Each entry must be restated exactly as it appears.

Dataset rows for apps and sites:
○ ○ ○ ○ ○ ○ ○

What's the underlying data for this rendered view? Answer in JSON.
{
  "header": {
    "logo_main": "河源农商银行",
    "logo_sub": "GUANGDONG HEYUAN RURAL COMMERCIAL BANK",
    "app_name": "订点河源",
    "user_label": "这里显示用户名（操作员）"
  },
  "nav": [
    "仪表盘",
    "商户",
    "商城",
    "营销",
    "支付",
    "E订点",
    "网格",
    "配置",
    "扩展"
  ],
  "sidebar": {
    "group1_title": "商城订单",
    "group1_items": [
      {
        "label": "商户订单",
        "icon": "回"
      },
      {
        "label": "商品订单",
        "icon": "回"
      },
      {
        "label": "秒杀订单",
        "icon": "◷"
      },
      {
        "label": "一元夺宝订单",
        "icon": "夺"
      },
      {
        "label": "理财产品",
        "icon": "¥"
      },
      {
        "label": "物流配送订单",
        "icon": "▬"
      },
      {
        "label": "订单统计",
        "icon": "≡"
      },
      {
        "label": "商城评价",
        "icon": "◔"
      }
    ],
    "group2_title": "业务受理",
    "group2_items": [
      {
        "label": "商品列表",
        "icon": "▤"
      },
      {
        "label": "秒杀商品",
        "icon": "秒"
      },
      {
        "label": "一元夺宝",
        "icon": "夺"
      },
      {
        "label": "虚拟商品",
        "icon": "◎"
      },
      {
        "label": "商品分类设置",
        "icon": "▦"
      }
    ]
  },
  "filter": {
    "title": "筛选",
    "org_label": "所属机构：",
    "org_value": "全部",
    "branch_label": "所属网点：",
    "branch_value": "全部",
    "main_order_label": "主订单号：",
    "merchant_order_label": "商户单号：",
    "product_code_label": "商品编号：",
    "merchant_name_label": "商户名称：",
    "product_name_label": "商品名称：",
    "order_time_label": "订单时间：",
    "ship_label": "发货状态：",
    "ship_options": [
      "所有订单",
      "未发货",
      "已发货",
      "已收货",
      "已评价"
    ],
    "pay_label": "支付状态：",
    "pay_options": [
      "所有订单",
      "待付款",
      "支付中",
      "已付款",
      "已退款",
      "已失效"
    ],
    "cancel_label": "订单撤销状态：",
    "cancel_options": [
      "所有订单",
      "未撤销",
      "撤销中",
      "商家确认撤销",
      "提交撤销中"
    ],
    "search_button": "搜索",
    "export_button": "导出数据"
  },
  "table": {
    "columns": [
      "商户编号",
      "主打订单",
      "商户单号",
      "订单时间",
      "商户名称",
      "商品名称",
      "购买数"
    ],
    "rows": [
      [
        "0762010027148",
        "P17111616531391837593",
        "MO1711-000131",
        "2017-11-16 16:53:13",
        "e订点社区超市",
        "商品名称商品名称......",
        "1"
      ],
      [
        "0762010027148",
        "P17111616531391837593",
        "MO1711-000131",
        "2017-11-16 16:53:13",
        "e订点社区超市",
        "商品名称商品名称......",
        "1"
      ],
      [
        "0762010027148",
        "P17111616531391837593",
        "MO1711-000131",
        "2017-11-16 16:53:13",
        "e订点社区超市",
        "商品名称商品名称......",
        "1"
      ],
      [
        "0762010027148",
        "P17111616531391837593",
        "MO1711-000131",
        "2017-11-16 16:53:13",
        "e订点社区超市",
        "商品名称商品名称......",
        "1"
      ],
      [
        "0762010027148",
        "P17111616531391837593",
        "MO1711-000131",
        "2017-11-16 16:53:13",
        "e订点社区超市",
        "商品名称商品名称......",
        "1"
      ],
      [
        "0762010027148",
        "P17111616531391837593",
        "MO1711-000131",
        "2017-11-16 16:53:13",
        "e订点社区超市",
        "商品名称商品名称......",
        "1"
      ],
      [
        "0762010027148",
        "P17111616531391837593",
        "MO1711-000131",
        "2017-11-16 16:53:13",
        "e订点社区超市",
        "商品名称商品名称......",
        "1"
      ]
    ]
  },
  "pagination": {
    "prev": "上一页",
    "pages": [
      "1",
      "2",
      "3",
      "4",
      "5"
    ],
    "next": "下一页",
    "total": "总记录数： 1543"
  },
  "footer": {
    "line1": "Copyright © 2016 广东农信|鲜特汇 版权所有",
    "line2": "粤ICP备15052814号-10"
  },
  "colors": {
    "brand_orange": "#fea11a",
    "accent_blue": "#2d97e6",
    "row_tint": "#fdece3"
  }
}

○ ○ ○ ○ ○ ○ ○

• [Answer area]
What's the underlying data for this rendered view? Answer in JSON.
{
  "header": {
    "logo_main": "河源农商银行",
    "logo_sub": "GUANGDONG HEYUAN RURAL COMMERCIAL BANK",
    "app_name": "订点河源",
    "user_label": "这里显示用户名（操作员）"
  },
  "nav": [
    "仪表盘",
    "商户",
    "商城",
    "营销",
    "支付",
    "E订点",
    "网格",
    "配置",
    "扩展"
  ],
  "sidebar": {
    "group1_title": "商城订单",
    "group1_items": [
      {
        "label": "商户订单",
        "icon": "回"
      },
      {
        "label": "商品订单",
        "icon": "回"
      },
      {
        "label": "秒杀订单",
        "icon": "◷"
      },
      {
        "label": "一元夺宝订单",
        "icon": "夺"
      },
      {
        "label": "理财产品",
        "icon": "¥"
      },
      {
        "label": "物流配送订单",
        "icon": "▬"
      },
      {
        "label": "订单统计",
        "icon": "≡"
      },
      {
        "label": "商城评价",
        "icon": "◔"
      }
    ],
    "group2_title": "业务受理",
    "group2_items": [
      {
        "label": "商品列表",
        "icon": "▤"
      },
      {
        "label": "秒杀商品",
        "icon": "秒"
      },
      {
        "label": "一元夺宝",
        "icon": "夺"
      },
      {
        "label": "虚拟商品",
        "icon": "◎"
      },
      {
        "label": "商品分类设置",
        "icon": "▦"
      }
    ]
  },
  "filter": {
    "title": "筛选",
    "org_label": "所属机构：",
    "org_value": "全部",
    "branch_label": "所属网点：",
    "branch_value": "全部",
    "main_order_label": "主订单号：",
    "merchant_order_label": "商户单号：",
    "product_code_label": "商品编号：",
    "merchant_name_label": "商户名称：",
    "product_name_label": "商品名称：",
    "order_time_label": "订单时间：",
    "ship_label": "发货状态：",
    "ship_options": [
      "所有订单",
      "未发货",
      "已发货",
      "已收货",
      "已评价"
    ],
    "pay_label": "支付状态：",
    "pay_options": [
      "所有订单",
      "待付款",
      "支付中",
      "已付款",
      "已退款",
      "已失效"
    ],
    "cancel_label": "订单撤销状态：",
    "cancel_options": [
      "所有订单",
      "未撤销",
      "撤销中",
      "商家确认撤销",
      "提交撤销中"
    ],
    "search_button": "搜索",
    "export_button": "导出数据"
  },
  "table": {
    "columns": [
      "商户编号",
      "主打订单",
      "商户单号",
      "订单时间",
      "商户名称",
      "商品名称",
      "购买数"
    ],
    "rows": [
      [
        "0762010027148",
        "P17111616531391837593",
        "MO1711-000131",
        "2017-11-16 16:53:13",
        "e订点社区超市",
        "商品名称商品名称......",
        "1"
      ],
      [
        "0762010027148",
        "P17111616531391837593",
        "MO1711-000131",
        "2017-11-16 16:53:13",
        "e订点社区超市",
        "商品名称商品名称......",
        "1"
      ],
      [
        "0762010027148",
        "P17111616531391837593",
        "MO1711-000131",
        "2017-11-16 16:53:13",
        "e订点社区超市",
        "商品名称商品名称......",
        "1"
      ],
      [
        "0762010027148",
        "P17111616531391837593",
        "MO1711-000131",
        "2017-11-16 16:53:13",
        "e订点社区超市",
        "商品名称商品名称......",
        "1"
      ],
      [
        "0762010027148",
        "P17111616531391837593",
        "MO1711-000131",
        "2017-11-16 16:53:13",
        "e订点社区超市",
        "商品名称商品名称......",
        "1"
      ],
      [
        "0762010027148",
        "P17111616531391837593",
        "MO1711-000131",
        "2017-11-16 16:53:13",
        "e订点社区超市",
        "商品名称商品名称......",
        "1"
      ],
      [
        "0762010027148",
        "P17111616531391837593",
        "MO1711-000131",
        "2017-11-16 16:53:13",
        "e订点社区超市",
        "商品名称商品名称......",
        "1"
      ]
    ]
  },
  "pagination": {
    "prev": "上一页",
    "pages": [
      "1",
      "2",
      "3",
      "4",
      "5"
    ],
    "next": "下一页",
    "total": "总记录数： 1543"
  },
  "footer": {
    "line1": "Copyright © 2016 广东农信|鲜特汇 版权所有",
    "line2": "粤ICP备15052814号-10"
  },
  "colors": {
    "brand_orange": "#fea11a",
    "accent_blue": "#2d97e6",
    "row_tint": "#fdece3"
  }
}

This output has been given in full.